That wasn't the end of the line for NInja III on Blu-ray though. With the title proving to be a regular high seller for Scream Factory, they decided to give it a rare double dip given the untapped potential for bonus material and advances in transfer technology over the past five years. The resulting 2018 Blu-ray is touted as a new 4K scan and does look better; the older one was definitely respectable on its own, but the improvements now are significant including punchier colors (red in particular) and, most obviously, pure whites now that looked more cream or beige on the earlier release. Now we can only dream of a UHD release someday in the future to make that format complete. The DTS-HD MA English 2.0 track still sounds nice Ninja III: The Dominationand punchy for an '84 Cannon stereo mix. The commentary has been ported over, and in a very welcome gesture, there's a third listening option with Red Shirt Pictures' Michael Felsher hosting audio comments from production designer Elliot Ellentuck and Ninja III: The Dominationco-composer Misha Segal along with (yes!) big chunks of the isolated score, which has never been released before in any format and sounds fantastic here. Segal would go on to write the excellent score for the 1989 Robert Englund version of The Phantom of the Opera, and it's especially interesting hearing his story starting out in Israel and coming on board with Menahem Golan and Globus in the Cannon days and beyond. Ellentuck chimes in during the second half and has his fair share of stories, too, about working with the sets to accommodate the mayhem and enjoying the fair weather in Arizona during the shoot. Three substantial new featurettes are added as well, kicking off with "Dancing with Death" (18m24s) with Dickey chatting about her dance career (including Grease 2) and entry into the world of Cannon Films. Anyone familiar with her charming appearance in the doc Electric Boogaloo: The Wild, Untold Story of Cannon Films should have an idea of what to expect here as she explains how she auditioned for this film and got the role (pre-Breakin'), had to learn to climb a telephone pole, got her hair permed like Jennifer Beals, and much, much more. She also explains how the ending was reshot and changed the outcome of who killed whom, which would have made for a somewhat different feel in its original form. Great stuff. Next up, Jordan Bennett (who's also a talented singer in his own right) appears for "Secord's Struggle" (10m25s) covering his early entertainment days in the Catskills and his role in this film including his role in coming up with the V8 scene, the real chant Hong was doing during his big scene, and the enduring popularity of the film today. Finally producer, assistant fight choreographer and stunt man turns up for "Birth of the Ninja" (11m47s) to chat about the necessary expertise in ninja fighting, the writing of Enter the Ninja, Golan's enthusiasm for the series, and the dangerous weapons involved in some of the action scenes. Also included are the theatrical trailer, its Trailers from Hell version hosted by Josh Olson, and separate galleries for promotional material (stills and poster art) and Firstenberg's behind-the-scenes photos.

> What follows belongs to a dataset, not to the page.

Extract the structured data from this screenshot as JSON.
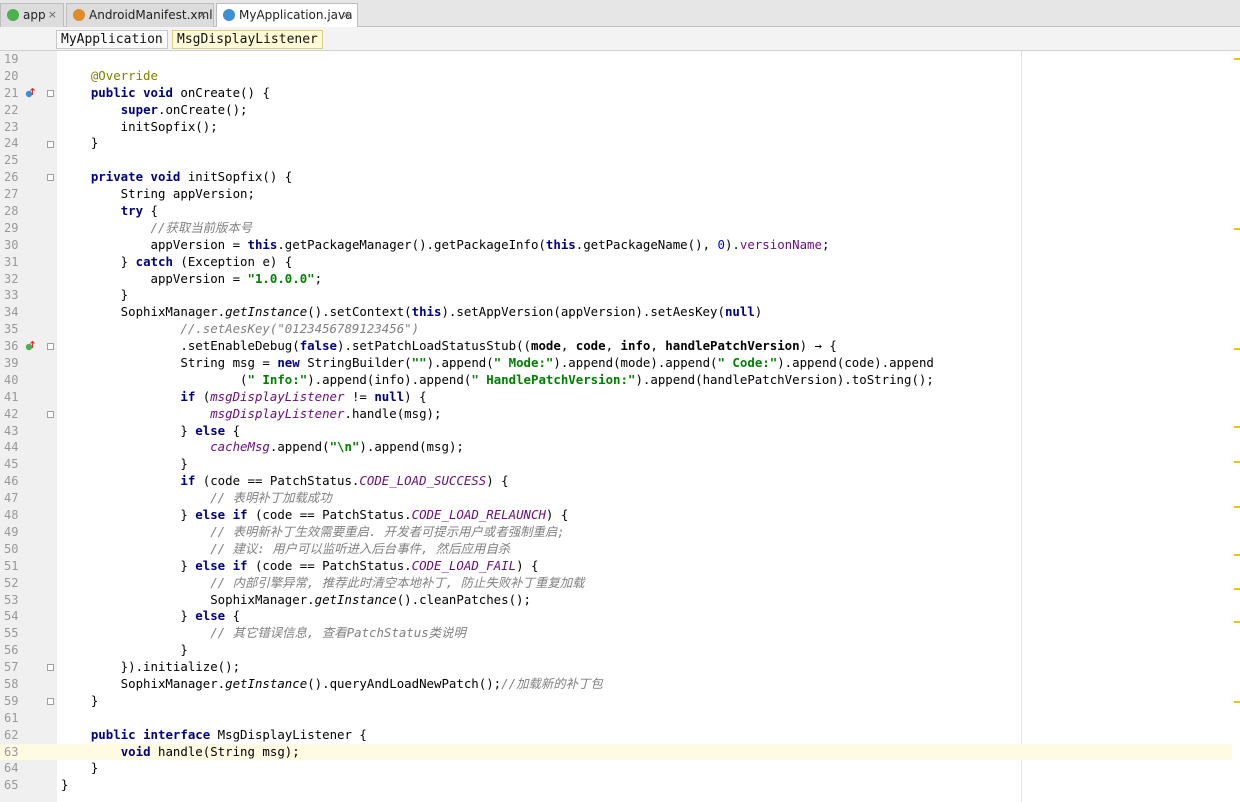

Scream Factory (2018 Blu-ray)

Scream Factory (2013 Blu-ray)

Reviewed on June 7, 2018.